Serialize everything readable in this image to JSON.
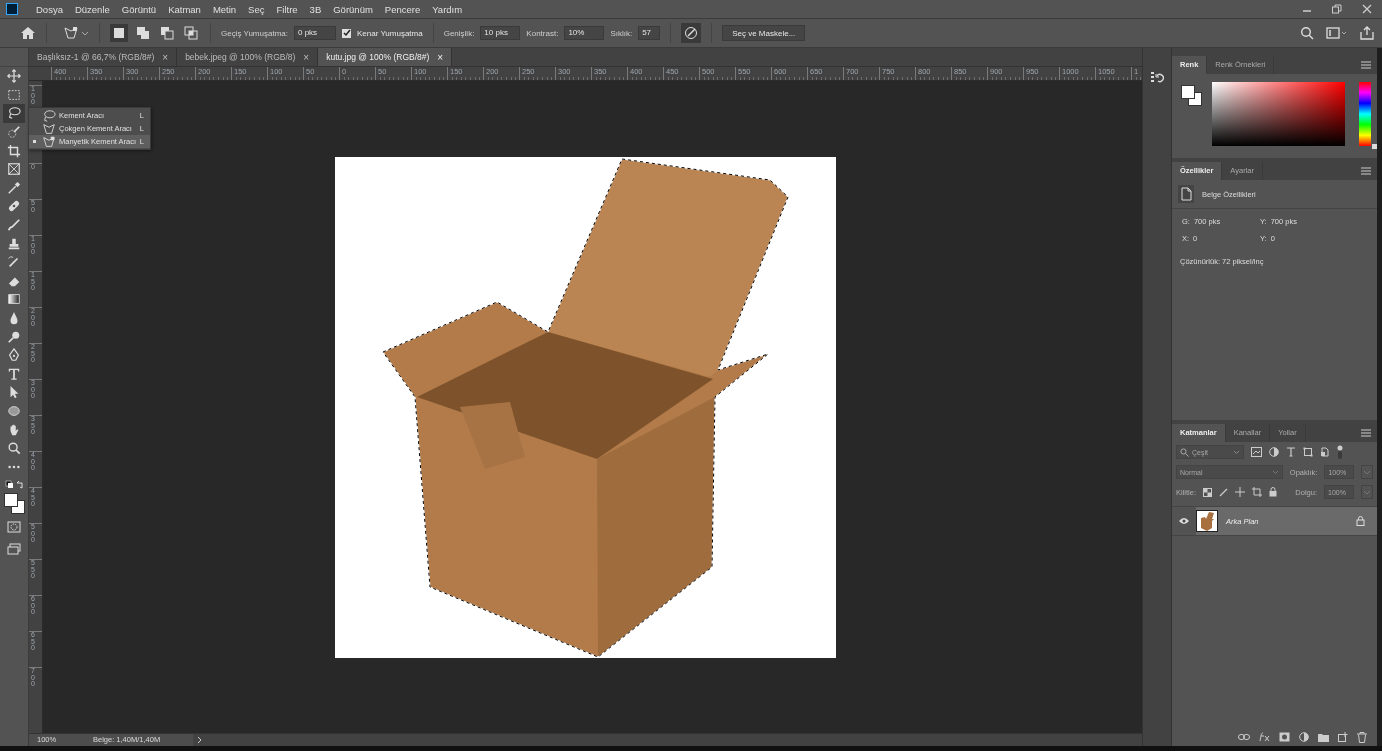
{
  "menu": [
    "Dosya",
    "Düzenle",
    "Görüntü",
    "Katman",
    "Metin",
    "Seç",
    "Filtre",
    "3B",
    "Görünüm",
    "Pencere",
    "Yardım"
  ],
  "options_bar": {
    "selection_modes": [
      {
        "selected": true
      },
      {
        "selected": false
      },
      {
        "selected": false
      },
      {
        "selected": false
      }
    ],
    "feather_label": "Geçiş Yumuşatma:",
    "feather_value": "0 pks",
    "anti_alias": {
      "label": "Kenar Yumuşatma",
      "checked": true
    },
    "width_label": "Genişlik:",
    "width_value": "10 pks",
    "contrast_label": "Kontrast:",
    "contrast_value": "10%",
    "frequency_label": "Sıklık:",
    "frequency_value": "57",
    "select_mask_button": "Seç ve Maskele..."
  },
  "document_tabs": [
    {
      "title": "Başlıksız-1 @ 66,7% (RGB/8#)",
      "close": "×",
      "selected": false
    },
    {
      "title": "bebek.jpeg @ 100% (RGB/8)",
      "close": "×",
      "selected": false
    },
    {
      "title": "kutu.jpg @ 100% (RGB/8#)",
      "close": "×",
      "selected": true
    }
  ],
  "ruler_h": [
    "400",
    "350",
    "300",
    "250",
    "200",
    "150",
    "100",
    "50",
    "0",
    "50",
    "100",
    "150",
    "200",
    "250",
    "300",
    "350",
    "400",
    "450",
    "500",
    "550",
    "600",
    "650",
    "700",
    "750",
    "800",
    "850",
    "900",
    "950",
    "1000",
    "1050",
    "1"
  ],
  "ruler_v": [
    "100",
    "0",
    "50",
    "100",
    "150",
    "200",
    "250",
    "300",
    "350",
    "400",
    "450",
    "500",
    "550",
    "600",
    "650",
    "700"
  ],
  "tools": [
    {
      "kind": "move",
      "selected": false
    },
    {
      "kind": "marquee",
      "selected": false
    },
    {
      "kind": "lasso",
      "selected": true
    },
    {
      "kind": "quick-select",
      "selected": false
    },
    {
      "kind": "crop",
      "selected": false
    },
    {
      "kind": "frame",
      "selected": false
    },
    {
      "kind": "eyedropper",
      "selected": false
    },
    {
      "kind": "healing",
      "selected": false
    },
    {
      "kind": "brush",
      "selected": false
    },
    {
      "kind": "stamp",
      "selected": false
    },
    {
      "kind": "history-brush",
      "selected": false
    },
    {
      "kind": "eraser",
      "selected": false
    },
    {
      "kind": "gradient",
      "selected": false
    },
    {
      "kind": "blur",
      "selected": false
    },
    {
      "kind": "dodge",
      "selected": false
    },
    {
      "kind": "pen",
      "selected": false
    },
    {
      "kind": "type",
      "selected": false
    },
    {
      "kind": "path-select",
      "selected": false
    },
    {
      "kind": "ellipse",
      "selected": false
    },
    {
      "kind": "hand",
      "selected": false
    },
    {
      "kind": "zoom",
      "selected": false
    },
    {
      "kind": "more",
      "selected": false
    }
  ],
  "tool_flyout": [
    {
      "label": "Kement Aracı",
      "shortcut": "L",
      "selected": false
    },
    {
      "label": "Çokgen Kement Aracı",
      "shortcut": "L",
      "selected": false
    },
    {
      "label": "Manyetik Kement Aracı",
      "shortcut": "L",
      "selected": true
    }
  ],
  "status_bar": {
    "zoom": "100%",
    "doc_info": "Belge: 1,40M/1,40M"
  },
  "color_panel": {
    "tabs": [
      {
        "label": "Renk",
        "selected": true
      },
      {
        "label": "Renk Örnekleri",
        "selected": false
      }
    ],
    "hue_slider": {
      "level": 0
    }
  },
  "properties_panel": {
    "tabs": [
      {
        "label": "Özellikler",
        "selected": true
      },
      {
        "label": "Ayarlar",
        "selected": false
      }
    ],
    "header": "Belge Özellikleri",
    "fields": [
      {
        "label": "G:",
        "value": "700 pks"
      },
      {
        "label": "Y:",
        "value": "700 pks"
      },
      {
        "label": "X:",
        "value": "0"
      },
      {
        "label": "Y:",
        "value": "0"
      }
    ],
    "resolution": "Çözünürlük: 72 piksel/inç"
  },
  "layers_panel": {
    "tabs": [
      {
        "label": "Katmanlar",
        "selected": true
      },
      {
        "label": "Kanallar",
        "selected": false
      },
      {
        "label": "Yollar",
        "selected": false
      }
    ],
    "filter_value": "Çeşit",
    "blend_mode": "Normal",
    "opacity_label": "Opaklık:",
    "opacity_value": "100%",
    "lock_label": "Kilitle:",
    "fill_label": "Dolgu:",
    "fill_value": "100%",
    "layers": [
      {
        "name": "Arka Plan",
        "visible": true,
        "locked": true,
        "selected": true
      }
    ]
  }
}
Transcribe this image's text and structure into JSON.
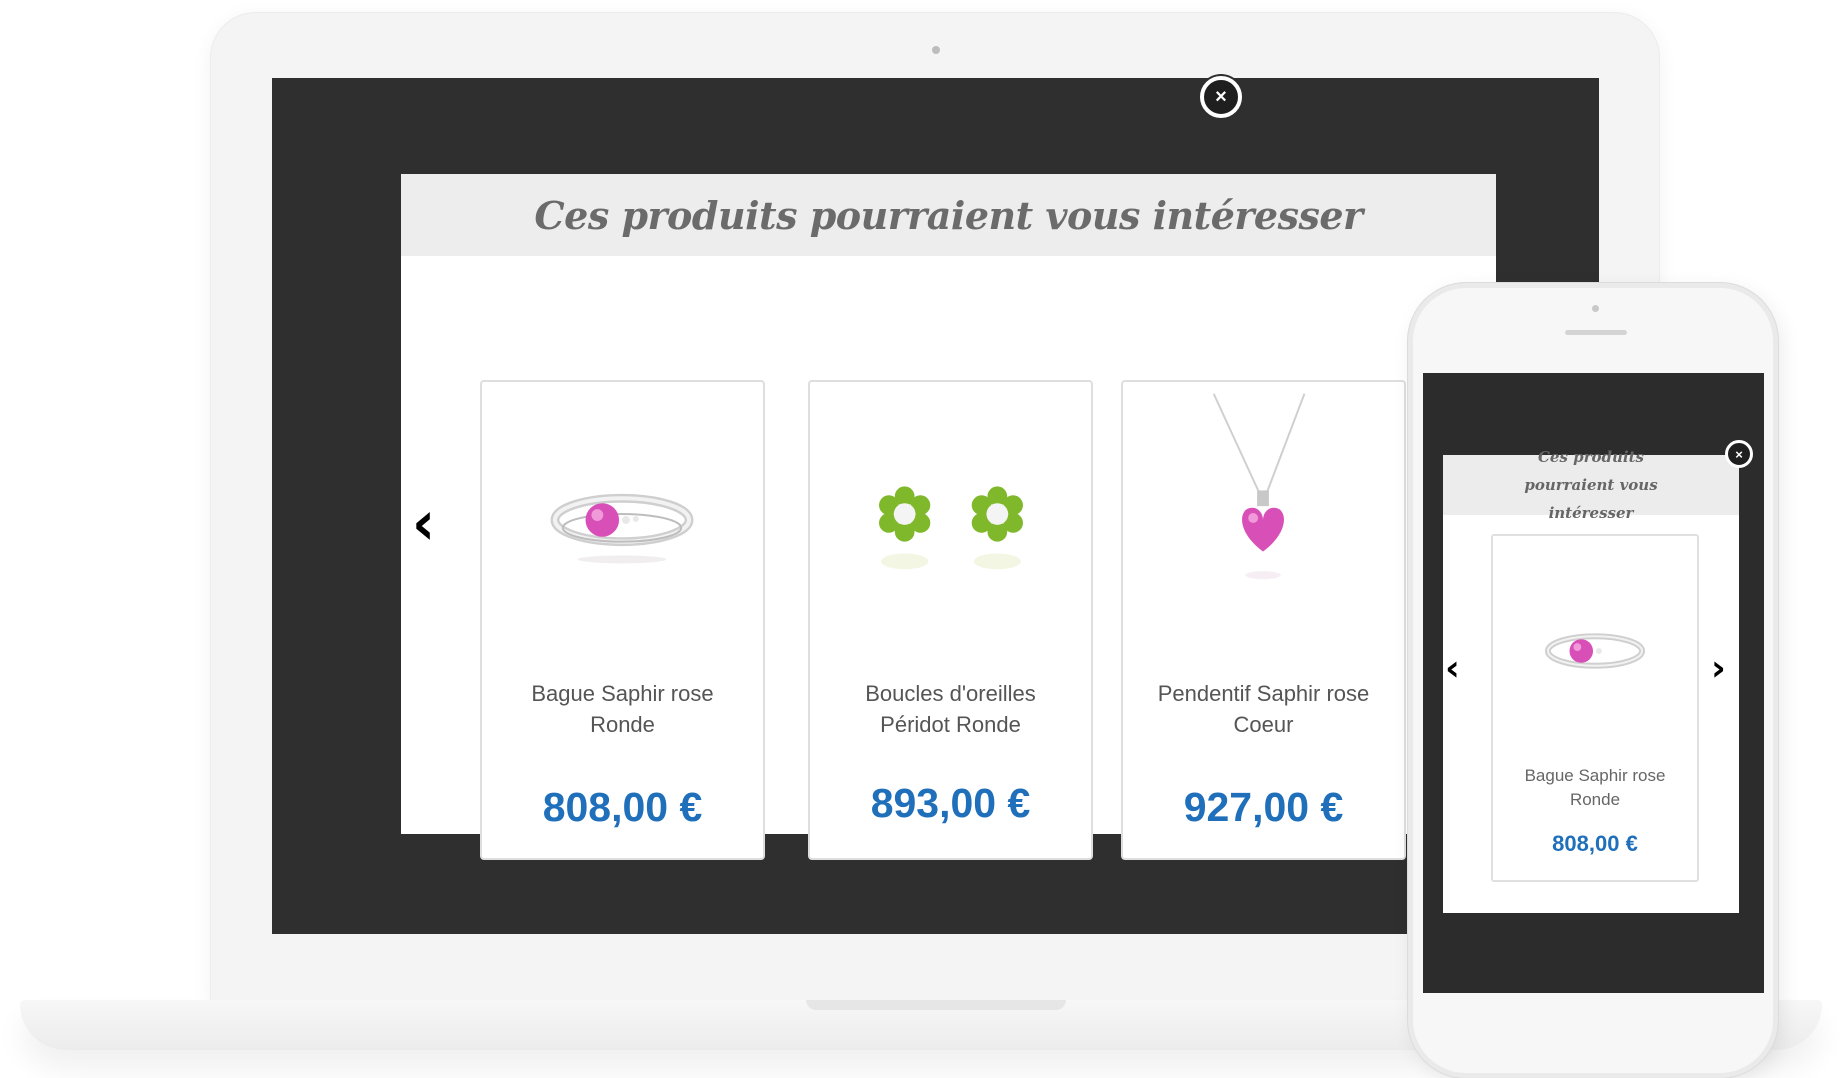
{
  "modal": {
    "title": "Ces produits pourraient vous intéresser",
    "close_icon": "×",
    "prev_icon": "‹",
    "products": [
      {
        "name": "Bague Saphir rose Ronde",
        "price": "808,00 €",
        "image": "pink-sapphire-ring"
      },
      {
        "name": "Boucles d'oreilles Péridot Ronde",
        "price": "893,00 €",
        "image": "peridot-flower-earrings"
      },
      {
        "name": "Pendentif Saphir rose Coeur",
        "price": "927,00 €",
        "image": "pink-sapphire-heart-pendant"
      }
    ]
  },
  "mobile": {
    "title": "Ces produits pourraient vous intéresser",
    "close_icon": "×",
    "prev_icon": "‹",
    "next_icon": "›",
    "product": {
      "name": "Bague Saphir rose Ronde",
      "price": "808,00 €",
      "image": "pink-sapphire-ring"
    }
  },
  "colors": {
    "price": "#1f6fba",
    "overlay": "#2f2f2f",
    "header_bg": "#ededed",
    "gem_pink": "#d94fb8",
    "gem_green": "#7fb82a"
  }
}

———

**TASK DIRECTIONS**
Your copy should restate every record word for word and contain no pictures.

**ANSWER BELOW**
Serialize everything readable in this image to JSON.
{
  "menu": [
    "Dosya",
    "Düzenle",
    "Görüntü",
    "Katman",
    "Metin",
    "Seç",
    "Filtre",
    "3B",
    "Görünüm",
    "Pencere",
    "Yardım"
  ],
  "options_bar": {
    "selection_modes": [
      {
        "selected": true
      },
      {
        "selected": false
      },
      {
        "selected": false
      },
      {
        "selected": false
      }
    ],
    "feather_label": "Geçiş Yumuşatma:",
    "feather_value": "0 pks",
    "anti_alias": {
      "label": "Kenar Yumuşatma",
      "checked": true
    },
    "width_label": "Genişlik:",
    "width_value": "10 pks",
    "contrast_label": "Kontrast:",
    "contrast_value": "10%",
    "frequency_label": "Sıklık:",
    "frequency_value": "57",
    "select_mask_button": "Seç ve Maskele..."
  },
  "document_tabs": [
    {
      "title": "Başlıksız-1 @ 66,7% (RGB/8#)",
      "close": "×",
      "selected": false
    },
    {
      "title": "bebek.jpeg @ 100% (RGB/8)",
      "close": "×",
      "selected": false
    },
    {
      "title": "kutu.jpg @ 100% (RGB/8#)",
      "close": "×",
      "selected": true
    }
  ],
  "ruler_h": [
    "400",
    "350",
    "300",
    "250",
    "200",
    "150",
    "100",
    "50",
    "0",
    "50",
    "100",
    "150",
    "200",
    "250",
    "300",
    "350",
    "400",
    "450",
    "500",
    "550",
    "600",
    "650",
    "700",
    "750",
    "800",
    "850",
    "900",
    "950",
    "1000",
    "1050",
    "1"
  ],
  "ruler_v": [
    "100",
    "0",
    "50",
    "100",
    "150",
    "200",
    "250",
    "300",
    "350",
    "400",
    "450",
    "500",
    "550",
    "600",
    "650",
    "700"
  ],
  "tools": [
    {
      "kind": "move",
      "selected": false
    },
    {
      "kind": "marquee",
      "selected": false
    },
    {
      "kind": "lasso",
      "selected": true
    },
    {
      "kind": "quick-select",
      "selected": false
    },
    {
      "kind": "crop",
      "selected": false
    },
    {
      "kind": "frame",
      "selected": false
    },
    {
      "kind": "eyedropper",
      "selected": false
    },
    {
      "kind": "healing",
      "selected": false
    },
    {
      "kind": "brush",
      "selected": false
    },
    {
      "kind": "stamp",
      "selected": false
    },
    {
      "kind": "history-brush",
      "selected": false
    },
    {
      "kind": "eraser",
      "selected": false
    },
    {
      "kind": "gradient",
      "selected": false
    },
    {
      "kind": "blur",
      "selected": false
    },
    {
      "kind": "dodge",
      "selected": false
    },
    {
      "kind": "pen",
      "selected": false
    },
    {
      "kind": "type",
      "selected": false
    },
    {
      "kind": "path-select",
      "selected": false
    },
    {
      "kind": "ellipse",
      "selected": false
    },
    {
      "kind": "hand",
      "selected": false
    },
    {
      "kind": "zoom",
      "selected": false
    },
    {
      "kind": "more",
      "selected": false
    }
  ],
  "tool_flyout": [
    {
      "label": "Kement Aracı",
      "shortcut": "L",
      "selected": false
    },
    {
      "label": "Çokgen Kement Aracı",
      "shortcut": "L",
      "selected": false
    },
    {
      "label": "Manyetik Kement Aracı",
      "shortcut": "L",
      "selected": true
    }
  ],
  "status_bar": {
    "zoom": "100%",
    "doc_info": "Belge: 1,40M/1,40M"
  },
  "color_panel": {
    "tabs": [
      {
        "label": "Renk",
        "selected": true
      },
      {
        "label": "Renk Örnekleri",
        "selected": false
      }
    ],
    "hue_slider": {
      "level": 0
    }
  },
  "properties_panel": {
    "tabs": [
      {
        "label": "Özellikler",
        "selected": true
      },
      {
        "label": "Ayarlar",
        "selected": false
      }
    ],
    "header": "Belge Özellikleri",
    "fields": [
      {
        "label": "G:",
        "value": "700 pks"
      },
      {
        "label": "Y:",
        "value": "700 pks"
      },
      {
        "label": "X:",
        "value": "0"
      },
      {
        "label": "Y:",
        "value": "0"
      }
    ],
    "resolution": "Çözünürlük: 72 piksel/inç"
  },
  "layers_panel": {
    "tabs": [
      {
        "label": "Katmanlar",
        "selected": true
      },
      {
        "label": "Kanallar",
        "selected": false
      },
      {
        "label": "Yollar",
        "selected": false
      }
    ],
    "filter_value": "Çeşit",
    "blend_mode": "Normal",
    "opacity_label": "Opaklık:",
    "opacity_value": "100%",
    "lock_label": "Kilitle:",
    "fill_label": "Dolgu:",
    "fill_value": "100%",
    "layers": [
      {
        "name": "Arka Plan",
        "visible": true,
        "locked": true,
        "selected": true
      }
    ]
  }
}
Transcribe this image's text and structure into JSON.
{
  "modal": {
    "title": "Ces produits pourraient vous intéresser",
    "close_icon": "×",
    "prev_icon": "‹",
    "products": [
      {
        "name": "Bague Saphir rose Ronde",
        "price": "808,00 €",
        "image": "pink-sapphire-ring"
      },
      {
        "name": "Boucles d'oreilles Péridot Ronde",
        "price": "893,00 €",
        "image": "peridot-flower-earrings"
      },
      {
        "name": "Pendentif Saphir rose Coeur",
        "price": "927,00 €",
        "image": "pink-sapphire-heart-pendant"
      }
    ]
  },
  "mobile": {
    "title": "Ces produits pourraient vous intéresser",
    "close_icon": "×",
    "prev_icon": "‹",
    "next_icon": "›",
    "product": {
      "name": "Bague Saphir rose Ronde",
      "price": "808,00 €",
      "image": "pink-sapphire-ring"
    }
  },
  "colors": {
    "price": "#1f6fba",
    "overlay": "#2f2f2f",
    "header_bg": "#ededed",
    "gem_pink": "#d94fb8",
    "gem_green": "#7fb82a"
  }
}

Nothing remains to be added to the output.